## Required action:
From the entries below, report how many lines contain the string "true". Only the number is wanted.

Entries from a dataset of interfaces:
- - - - - - -
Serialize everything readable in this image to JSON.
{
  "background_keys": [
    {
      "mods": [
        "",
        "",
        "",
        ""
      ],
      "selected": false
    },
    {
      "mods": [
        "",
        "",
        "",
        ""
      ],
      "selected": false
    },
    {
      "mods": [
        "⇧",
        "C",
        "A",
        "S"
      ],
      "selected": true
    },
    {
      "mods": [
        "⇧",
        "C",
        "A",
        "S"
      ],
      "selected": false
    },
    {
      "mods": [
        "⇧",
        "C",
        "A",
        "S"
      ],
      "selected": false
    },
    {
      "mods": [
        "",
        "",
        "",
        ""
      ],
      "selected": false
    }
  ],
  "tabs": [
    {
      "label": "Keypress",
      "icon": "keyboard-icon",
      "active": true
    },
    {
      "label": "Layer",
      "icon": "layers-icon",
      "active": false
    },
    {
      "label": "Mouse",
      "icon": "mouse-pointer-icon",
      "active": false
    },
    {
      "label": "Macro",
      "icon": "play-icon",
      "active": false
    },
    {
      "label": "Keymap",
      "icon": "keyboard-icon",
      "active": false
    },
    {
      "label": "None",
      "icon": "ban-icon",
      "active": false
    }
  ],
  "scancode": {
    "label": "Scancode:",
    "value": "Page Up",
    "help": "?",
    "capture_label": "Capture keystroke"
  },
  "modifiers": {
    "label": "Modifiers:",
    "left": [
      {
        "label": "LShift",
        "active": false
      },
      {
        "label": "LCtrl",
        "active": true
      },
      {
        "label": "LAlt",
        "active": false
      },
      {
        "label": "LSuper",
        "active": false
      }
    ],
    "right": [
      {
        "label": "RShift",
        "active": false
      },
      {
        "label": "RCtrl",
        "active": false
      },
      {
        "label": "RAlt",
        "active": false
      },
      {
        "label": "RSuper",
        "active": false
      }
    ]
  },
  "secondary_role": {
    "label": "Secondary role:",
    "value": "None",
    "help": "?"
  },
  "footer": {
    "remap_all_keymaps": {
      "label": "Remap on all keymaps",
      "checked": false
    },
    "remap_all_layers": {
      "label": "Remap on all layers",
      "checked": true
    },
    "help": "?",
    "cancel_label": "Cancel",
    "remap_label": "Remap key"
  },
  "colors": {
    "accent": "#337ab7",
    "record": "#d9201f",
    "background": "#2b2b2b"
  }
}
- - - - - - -
## Exercise result:
4